The complete renovation of the buildings was carried out in two stages (1984 and 1991) on the basis of technical and aesthetic choices inspired by functional beauty and the absence of ostentation, discarding the “pseudo-classical” option from the outset. An overall package that was to be completed with a bottle cellar (2012), a concrete vat room (2013) and finally a wooden vat room (2016).
Subtly integrated, these additions have not fundamentally altered the original structure of the ensemble, which dates from the 17th century and has been largely conserved.


The facade of the central building, in particular, preserves the traces of its former function, with the double door on the first floor. In the past, this allowed the grapes to be received by gravity, a practice that has now been modernised and which we have never abandoned.

As a result, by retaining a low-rise architectural style with a simple and soothing aesthetic, its shape widening to fill the space between the vineyard and the forest, it blends in remarkably well with the site and reinforces the image of discretion and the estate’s strong countryside identity.

The highlight
of the ensemble

THE vat room

A concession to a modernity that is nevertheless timeless, the vat room, with its state-of-the-art equipment, is the highlight of the estate. Cylindrical in shape, it is a remarkably composed space that forms a break in the facade.
A walkway overlooking the vat room, integrated into the stone, metal and glass aesthetics, gives direct access to the top of the vats where a large part of the winemaking process takes place.

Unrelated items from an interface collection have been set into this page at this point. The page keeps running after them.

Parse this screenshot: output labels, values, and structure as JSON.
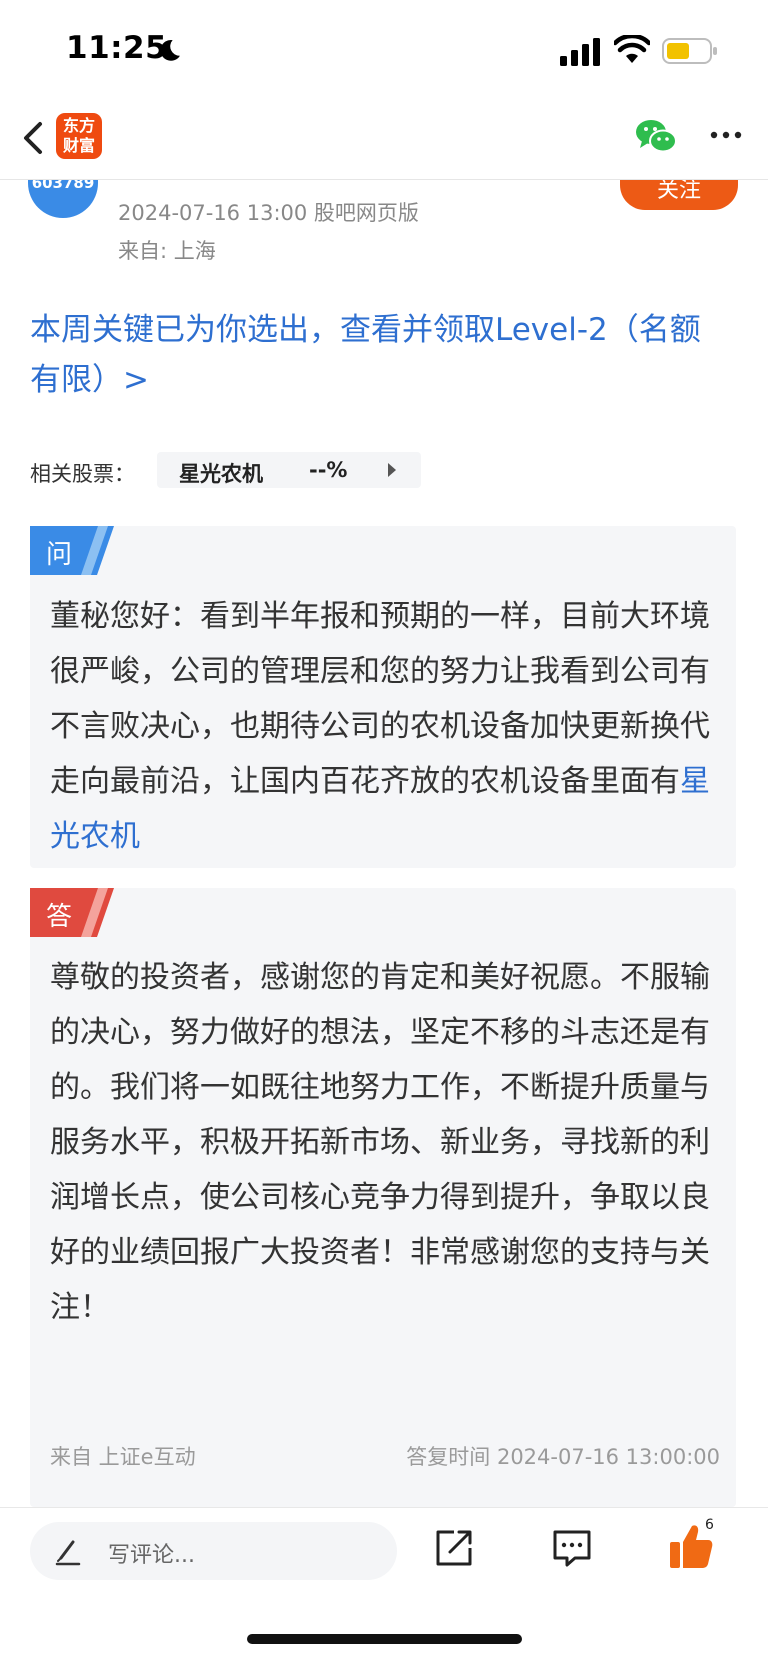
{
  "status_bar": {
    "time": "11:25"
  },
  "nav": {
    "logo_line1": "东方",
    "logo_line2": "财富"
  },
  "author": {
    "avatar_code": "603789",
    "follow_label": "关注",
    "meta": "2024-07-16 13:00 股吧网页版",
    "from": "来自: 上海"
  },
  "promo": {
    "text": "本周关键已为你选出，查看并领取Level-2（名额有限）>"
  },
  "related": {
    "label": "相关股票：",
    "stock_name": "星光农机",
    "stock_change": "--%"
  },
  "question": {
    "tag": "问",
    "text": "董秘您好：看到半年报和预期的一样，目前大环境很严峻，公司的管理层和您的努力让我看到公司有不言败决心，也期待公司的农机设备加快更新换代走向最前沿，让国内百花齐放的农机设备里面有",
    "highlight": "星光农机"
  },
  "answer": {
    "tag": "答",
    "text": "尊敬的投资者，感谢您的肯定和美好祝愿。不服输的决心，努力做好的想法，坚定不移的斗志还是有的。我们将一如既往地努力工作，不断提升质量与服务水平，积极开拓新市场、新业务，寻找新的利润增长点，使公司核心竞争力得到提升，争取以良好的业绩回报广大投资者！非常感谢您的支持与关注！",
    "source": "来自 上证e互动",
    "reply_time": "答复时间 2024-07-16 13:00:00"
  },
  "bottom_bar": {
    "comment_placeholder": "写评论...",
    "like_count": "6"
  },
  "colors": {
    "accent_blue": "#2e6fd0",
    "brand_orange": "#ef4a10",
    "answer_red": "#e04a3f",
    "question_blue": "#3a8be6"
  },
  "icons": [
    "back-chevron-icon",
    "wechat-icon",
    "more-icon",
    "pen-icon",
    "share-icon",
    "comment-bubble-icon",
    "thumbs-up-icon",
    "moon-icon",
    "signal-icon",
    "wifi-icon",
    "battery-icon"
  ]
}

The volume of this functional crossroads, with its simplicity that is both uncluttered and practical, receives unlimited daylight through two vast openings on either side, one facing the park, the other facing the main courtyard, and though the overhead lighting from a glass dome, a sort of “telluric” centrepiece of the estate.